Collect all lines containing the word "hour" from the data.

START Provided data

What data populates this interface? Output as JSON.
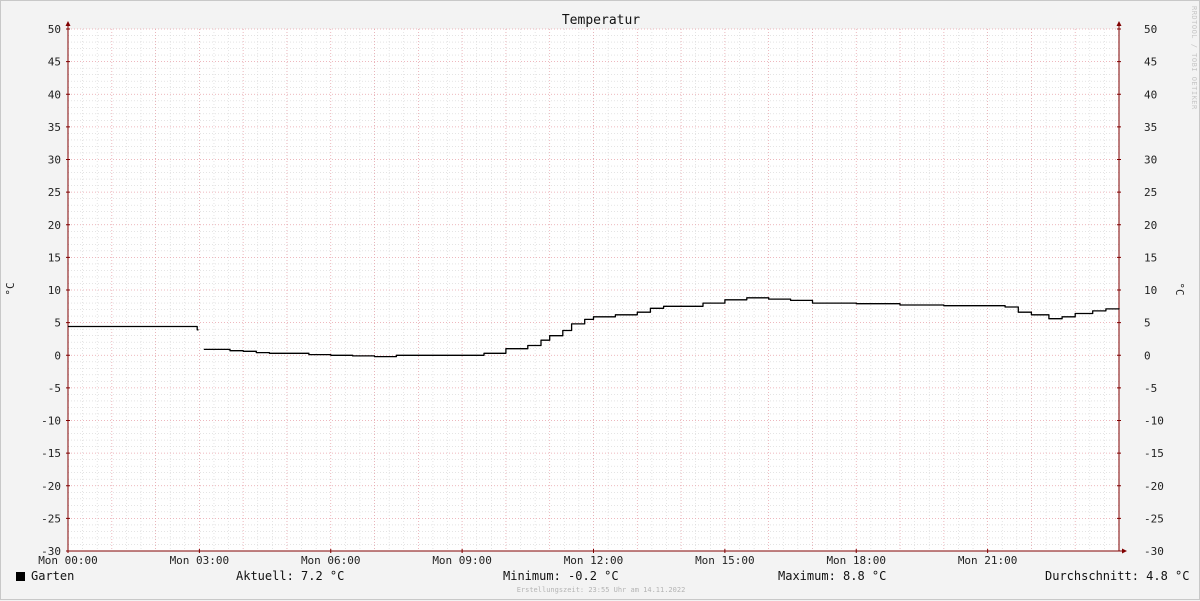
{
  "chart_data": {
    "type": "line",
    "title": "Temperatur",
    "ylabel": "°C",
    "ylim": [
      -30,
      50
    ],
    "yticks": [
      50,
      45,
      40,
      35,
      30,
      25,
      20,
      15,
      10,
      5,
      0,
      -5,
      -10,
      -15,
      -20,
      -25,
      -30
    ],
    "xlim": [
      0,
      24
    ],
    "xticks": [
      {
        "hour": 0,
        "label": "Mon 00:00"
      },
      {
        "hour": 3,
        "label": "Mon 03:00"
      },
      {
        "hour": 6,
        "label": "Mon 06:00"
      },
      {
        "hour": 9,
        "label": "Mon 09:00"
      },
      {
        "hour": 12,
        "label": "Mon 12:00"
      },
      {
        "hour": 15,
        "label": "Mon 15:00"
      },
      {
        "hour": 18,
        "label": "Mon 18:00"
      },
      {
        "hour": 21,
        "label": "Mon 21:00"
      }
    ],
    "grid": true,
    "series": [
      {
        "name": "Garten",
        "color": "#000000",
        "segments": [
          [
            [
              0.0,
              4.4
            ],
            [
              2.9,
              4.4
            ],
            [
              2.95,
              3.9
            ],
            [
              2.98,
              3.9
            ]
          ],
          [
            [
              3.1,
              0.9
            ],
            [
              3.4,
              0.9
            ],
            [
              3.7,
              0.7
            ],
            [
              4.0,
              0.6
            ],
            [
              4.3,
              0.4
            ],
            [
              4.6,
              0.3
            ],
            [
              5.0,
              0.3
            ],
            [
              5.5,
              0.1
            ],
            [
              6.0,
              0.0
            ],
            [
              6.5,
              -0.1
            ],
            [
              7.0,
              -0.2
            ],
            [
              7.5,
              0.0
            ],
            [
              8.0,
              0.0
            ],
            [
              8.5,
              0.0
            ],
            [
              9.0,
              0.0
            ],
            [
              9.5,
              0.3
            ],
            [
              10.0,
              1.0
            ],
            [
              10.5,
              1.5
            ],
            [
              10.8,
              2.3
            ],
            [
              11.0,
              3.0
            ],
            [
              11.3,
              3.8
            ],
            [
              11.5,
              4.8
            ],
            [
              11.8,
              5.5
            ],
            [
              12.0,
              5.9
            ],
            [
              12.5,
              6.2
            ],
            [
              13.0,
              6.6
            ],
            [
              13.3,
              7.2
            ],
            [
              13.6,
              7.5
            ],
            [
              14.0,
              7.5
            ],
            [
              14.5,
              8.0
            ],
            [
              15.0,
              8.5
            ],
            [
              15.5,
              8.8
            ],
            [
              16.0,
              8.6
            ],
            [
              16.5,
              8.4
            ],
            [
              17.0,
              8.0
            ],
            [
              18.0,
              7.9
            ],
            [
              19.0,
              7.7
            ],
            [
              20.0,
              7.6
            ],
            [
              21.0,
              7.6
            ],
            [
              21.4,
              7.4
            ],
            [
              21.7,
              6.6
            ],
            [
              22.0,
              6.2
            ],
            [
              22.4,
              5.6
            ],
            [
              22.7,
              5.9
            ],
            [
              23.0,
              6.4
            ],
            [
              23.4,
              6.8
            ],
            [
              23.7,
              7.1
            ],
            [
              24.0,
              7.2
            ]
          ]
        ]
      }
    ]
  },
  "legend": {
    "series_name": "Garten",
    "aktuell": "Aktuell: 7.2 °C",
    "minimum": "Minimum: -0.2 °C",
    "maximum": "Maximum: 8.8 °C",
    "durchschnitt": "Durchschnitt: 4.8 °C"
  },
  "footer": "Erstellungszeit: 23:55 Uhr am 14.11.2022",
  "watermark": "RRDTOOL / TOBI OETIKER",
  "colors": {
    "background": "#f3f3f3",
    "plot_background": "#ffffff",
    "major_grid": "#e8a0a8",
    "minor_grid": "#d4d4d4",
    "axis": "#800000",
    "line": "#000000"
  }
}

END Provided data
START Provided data

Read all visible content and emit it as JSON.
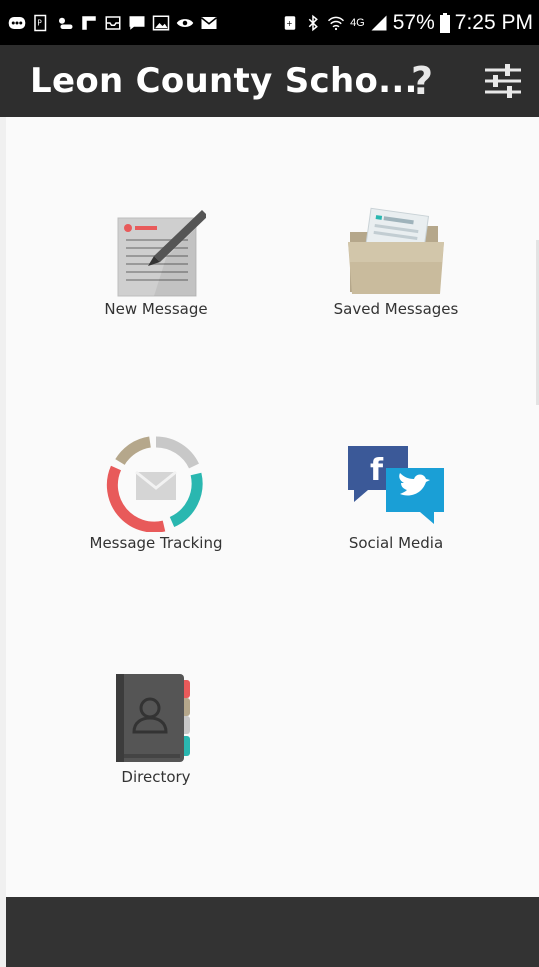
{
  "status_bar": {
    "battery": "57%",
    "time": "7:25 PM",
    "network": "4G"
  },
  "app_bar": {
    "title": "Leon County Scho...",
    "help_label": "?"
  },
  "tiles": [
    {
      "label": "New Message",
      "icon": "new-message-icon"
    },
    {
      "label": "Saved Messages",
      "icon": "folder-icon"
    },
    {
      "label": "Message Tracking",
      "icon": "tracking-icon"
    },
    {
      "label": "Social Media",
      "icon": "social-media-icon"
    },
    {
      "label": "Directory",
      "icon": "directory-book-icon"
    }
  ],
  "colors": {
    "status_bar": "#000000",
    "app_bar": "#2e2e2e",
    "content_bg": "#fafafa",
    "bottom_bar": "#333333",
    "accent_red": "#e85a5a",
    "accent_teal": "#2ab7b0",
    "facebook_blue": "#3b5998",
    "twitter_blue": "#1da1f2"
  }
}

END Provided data

| Solved exercise |
        "hour": 0,
        "hour": 3,
        "hour": 6,
        "hour": 9,
        "hour": 12,
        "hour": 15,
        "hour": 18,
        "hour": 21,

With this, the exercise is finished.